- Bake for 35 to 45 minutes, until the filling bubbles up vigorously and the crust is golden. Cool for at least 20 minutes on wire rack. Serve warm or at room temperature (and with a dollop of whipped cream or a scoop of ice cream if you'd like).
Good Eggs is a website and delivery service that gives you the opportunity to order food from local farmers and artisanal food markets. I read about it in the New York Times this week - what a great idea! Good Eggs opened in February and currently operates in San Francisco and has pilot programs running in Brooklyn, Los Angeles, and New Orleans.
Once you select a city, you choose a delivery date and then begin shopping! You can select from different sellers in various categories - dairy/eggs, fruits and veggies, baked goods and sweets, meat and fish, etc. You can pick up your order or have it delivered for just $3.99.

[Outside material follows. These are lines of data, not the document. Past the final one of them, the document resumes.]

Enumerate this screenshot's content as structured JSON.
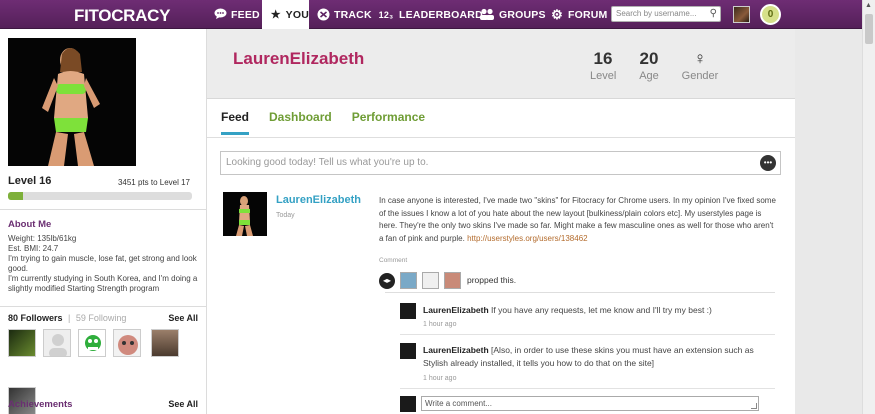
{
  "topnav": {
    "logo": "FITOCRACY",
    "items": [
      {
        "label": "FEED",
        "icon": "speech-bubble-icon"
      },
      {
        "label": "YOU",
        "icon": "star-icon"
      },
      {
        "label": "TRACK",
        "icon": "track-icon"
      },
      {
        "label": "LEADERBOARD",
        "icon": "leaderboard-icon"
      },
      {
        "label": "GROUPS",
        "icon": "groups-icon"
      },
      {
        "label": "FORUM",
        "icon": "gear-icon"
      }
    ],
    "search_placeholder": "Search by username...",
    "badge_count": "0"
  },
  "sidebar": {
    "level": "Level 16",
    "pts_to_next": "3451 pts to Level 17",
    "level_progress": 0.08,
    "about_title": "About Me",
    "about_lines": [
      "Weight: 135lb/61kg",
      "Est. BMI: 24.7",
      "I'm trying to gain muscle, lose fat, get strong and look good.",
      "I'm currently studying in South Korea, and I'm doing a slightly modified Starting Strength program"
    ],
    "followers_count": "80 Followers",
    "following_count": "59 Following",
    "separator": "|",
    "see_all": "See All",
    "achievements_title": "Achievements"
  },
  "profile": {
    "username": "LaurenElizabeth",
    "stats": [
      {
        "value": "16",
        "label": "Level"
      },
      {
        "value": "20",
        "label": "Age"
      },
      {
        "value": "♀",
        "label": "Gender"
      }
    ]
  },
  "tabs": [
    {
      "label": "Feed",
      "active": true
    },
    {
      "label": "Dashboard",
      "active": false
    },
    {
      "label": "Performance",
      "active": false
    }
  ],
  "status_placeholder": "Looking good today! Tell us what you're up to.",
  "post": {
    "user": "LaurenElizabeth",
    "time": "Today",
    "body": "In case anyone is interested, I've made two \"skins\" for Fitocracy for Chrome users. In my opinion I've fixed some of the issues I know a lot of you hate about the new layout [bulkiness/plain colors etc]. My userstyles page is here. They're the only two skins I've made so far. Might make a few masculine ones as well for those who aren't a fan of pink and purple.",
    "link": "http://userstyles.org/users/138462",
    "comment_label": "Comment",
    "propped_text": "propped this."
  },
  "comments": [
    {
      "user": "LaurenElizabeth",
      "text": "If you have any requests, let me know and I'll try my best :)",
      "time": "1 hour ago"
    },
    {
      "user": "LaurenElizabeth",
      "text": "[Also, in order to use these skins you must have an extension such as Stylish already installed, it tells you how to do that on the site]",
      "time": "1 hour ago"
    }
  ],
  "write_comment": "Write a comment...",
  "colors": {
    "brand_purple": "#5e2463",
    "username_pink": "#b0275f",
    "tab_green": "#6f9d35",
    "link_blue": "#34a1c4"
  }
}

The products aren't cheap, but they are comparable to what you'd pay at a farmer's market or artisanal bakery. In San Francisco, they are currently taking pre-orders for Thanksgiving turkeys, pies, and side dishes that look divine. Has anyone tried Good Eggs? I'd love to hear how it actually works. The New York Times article suggest there are still a few glitches (including some really early delivery windows), but that the products were worth it.
All week I've been reading about how summer is over. It doesn't help that football season started and swimming pools have closed... but it was 96°F in Denver today and it certainly seems to me that it's still the season for shorts and swimsuits, sunglasses and flip-flops, and corn on the cob and ice cream.Read More
I'm guessing that, regardless of where you live, there is an abundance of apples in your area. I sampled about five varieties on Saturday before settling on Jonagolds. We've been in between stone fruit and apple season here and I haven't made much dessert in the last month. I found myself day dreaming of baked apples and cinnamon and wondered if I could meld my favorite dessert (Plum Crumble) into one containing apples? It turns out that the crumble topping is just as delicious and crunchy and buttery with apples underneath as it is with plums.Read More